» **What you have to do**
Restate the data below word for word, omitting pictures.
-------- The data
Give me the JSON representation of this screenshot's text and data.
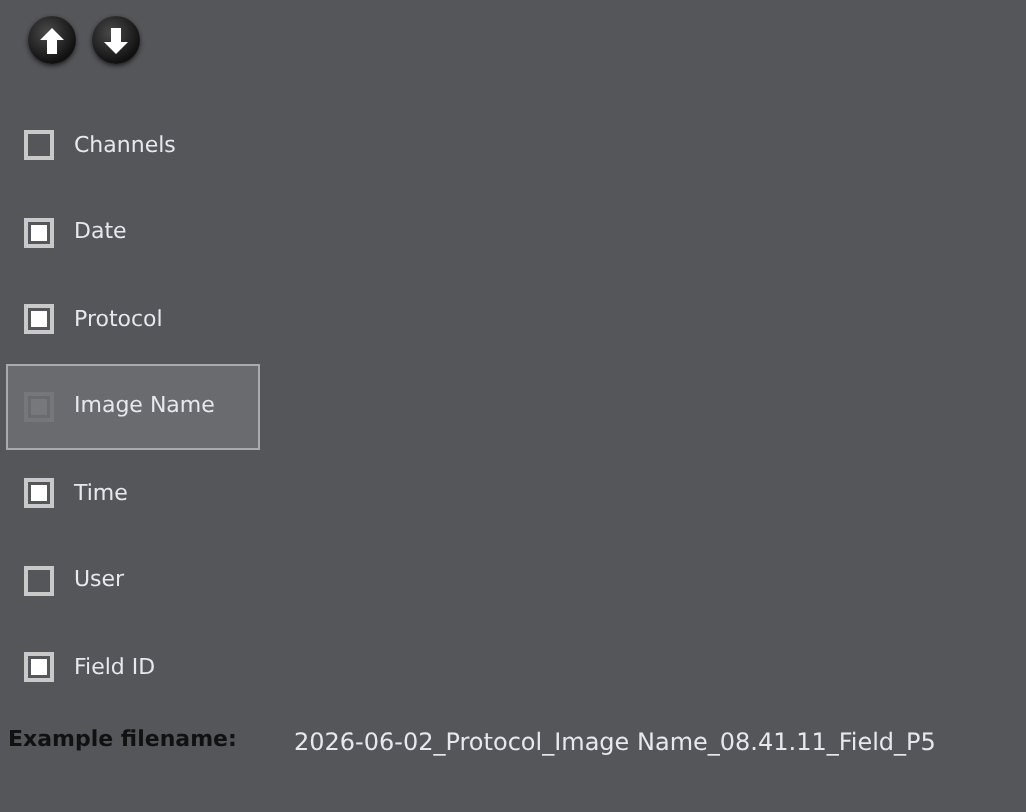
{
  "move_buttons": [
    {
      "kind": "up"
    },
    {
      "kind": "down"
    }
  ],
  "fields": [
    {
      "label": "Channels",
      "checked": false,
      "selected": false
    },
    {
      "label": "Date",
      "checked": true,
      "selected": false
    },
    {
      "label": "Protocol",
      "checked": true,
      "selected": false
    },
    {
      "label": "Image Name",
      "checked": true,
      "selected": true
    },
    {
      "label": "Time",
      "checked": true,
      "selected": false
    },
    {
      "label": "User",
      "checked": false,
      "selected": false
    },
    {
      "label": "Field ID",
      "checked": true,
      "selected": false
    }
  ],
  "example": {
    "label": "Example filename:",
    "value": "2026-06-02_Protocol_Image Name_08.41.11_Field_P5"
  }
}
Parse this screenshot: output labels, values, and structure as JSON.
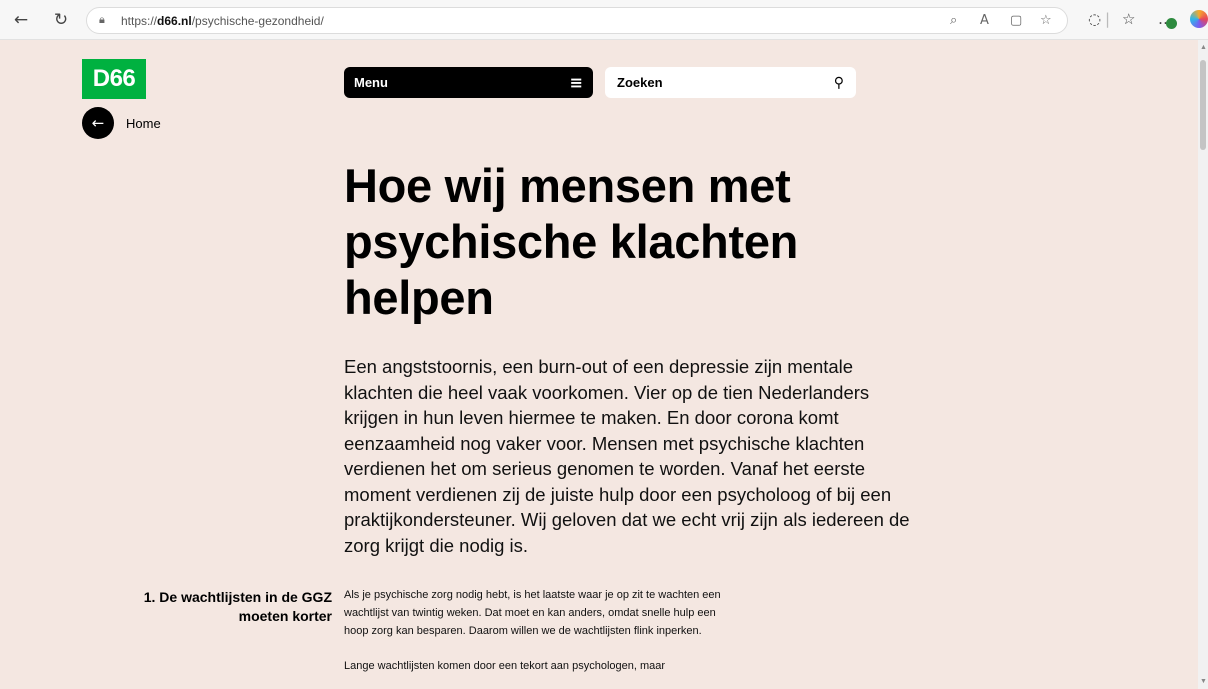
{
  "browser": {
    "url_prefix": "https://",
    "url_domain": "d66.nl",
    "url_path": "/psychische-gezondheid/",
    "icons": [
      "back-arrow-icon",
      "refresh-icon",
      "lock-icon",
      "zoom-icon",
      "read-aloud-icon",
      "immersive-reader-icon",
      "favorite-star-icon",
      "copilot-icon",
      "favorites-icon",
      "more-icon"
    ]
  },
  "header": {
    "logo": "D66",
    "home_label": "Home",
    "menu_label": "Menu",
    "search_placeholder": "Zoeken"
  },
  "main": {
    "title": "Hoe wij mensen met psychische klachten helpen",
    "intro": "Een angststoornis, een burn-out of een depressie zijn mentale klachten die heel vaak voorkomen. Vier op de tien Nederlanders krijgen in hun leven hiermee te maken. En door corona komt eenzaamheid nog vaker voor. Mensen met psychische klachten verdienen het om serieus genomen te worden. Vanaf het eerste moment verdienen zij de juiste hulp door een psycholoog of bij een praktijkondersteuner. Wij geloven dat we echt vrij zijn als iedereen de zorg krijgt die nodig is."
  },
  "section1": {
    "heading": "1. De wachtlijsten in de GGZ moeten korter",
    "paragraph1": "Als je psychische zorg nodig hebt, is het laatste waar je op zit te wachten een wachtlijst van twintig weken. Dat moet en kan anders, omdat snelle hulp een hoop zorg kan besparen. Daarom willen we de wachtlijsten flink inperken.",
    "paragraph2": "Lange wachtlijsten komen door een tekort aan psychologen, maar"
  },
  "colors": {
    "page_background": "#f4e7e1",
    "logo_green": "#00b140",
    "text": "#000000"
  }
}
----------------
» **Task response**
Give me the JSON representation of this screenshot's text and data.
{
  "move_buttons": [
    {
      "kind": "up"
    },
    {
      "kind": "down"
    }
  ],
  "fields": [
    {
      "label": "Channels",
      "checked": false,
      "selected": false
    },
    {
      "label": "Date",
      "checked": true,
      "selected": false
    },
    {
      "label": "Protocol",
      "checked": true,
      "selected": false
    },
    {
      "label": "Image Name",
      "checked": true,
      "selected": true
    },
    {
      "label": "Time",
      "checked": true,
      "selected": false
    },
    {
      "label": "User",
      "checked": false,
      "selected": false
    },
    {
      "label": "Field ID",
      "checked": true,
      "selected": false
    }
  ],
  "example": {
    "label": "Example filename:",
    "value": "2026-06-02_Protocol_Image Name_08.41.11_Field_P5"
  }
}
Parse this screenshot: output labels, values, and structure as JSON.
{
  "browser": {
    "url_prefix": "https://",
    "url_domain": "d66.nl",
    "url_path": "/psychische-gezondheid/",
    "icons": [
      "back-arrow-icon",
      "refresh-icon",
      "lock-icon",
      "zoom-icon",
      "read-aloud-icon",
      "immersive-reader-icon",
      "favorite-star-icon",
      "copilot-icon",
      "favorites-icon",
      "more-icon"
    ]
  },
  "header": {
    "logo": "D66",
    "home_label": "Home",
    "menu_label": "Menu",
    "search_placeholder": "Zoeken"
  },
  "main": {
    "title": "Hoe wij mensen met psychische klachten helpen",
    "intro": "Een angststoornis, een burn-out of een depressie zijn mentale klachten die heel vaak voorkomen. Vier op de tien Nederlanders krijgen in hun leven hiermee te maken. En door corona komt eenzaamheid nog vaker voor. Mensen met psychische klachten verdienen het om serieus genomen te worden. Vanaf het eerste moment verdienen zij de juiste hulp door een psycholoog of bij een praktijkondersteuner. Wij geloven dat we echt vrij zijn als iedereen de zorg krijgt die nodig is."
  },
  "section1": {
    "heading": "1. De wachtlijsten in de GGZ moeten korter",
    "paragraph1": "Als je psychische zorg nodig hebt, is het laatste waar je op zit te wachten een wachtlijst van twintig weken. Dat moet en kan anders, omdat snelle hulp een hoop zorg kan besparen. Daarom willen we de wachtlijsten flink inperken.",
    "paragraph2": "Lange wachtlijsten komen door een tekort aan psychologen, maar"
  },
  "colors": {
    "page_background": "#f4e7e1",
    "logo_green": "#00b140",
    "text": "#000000"
  }
}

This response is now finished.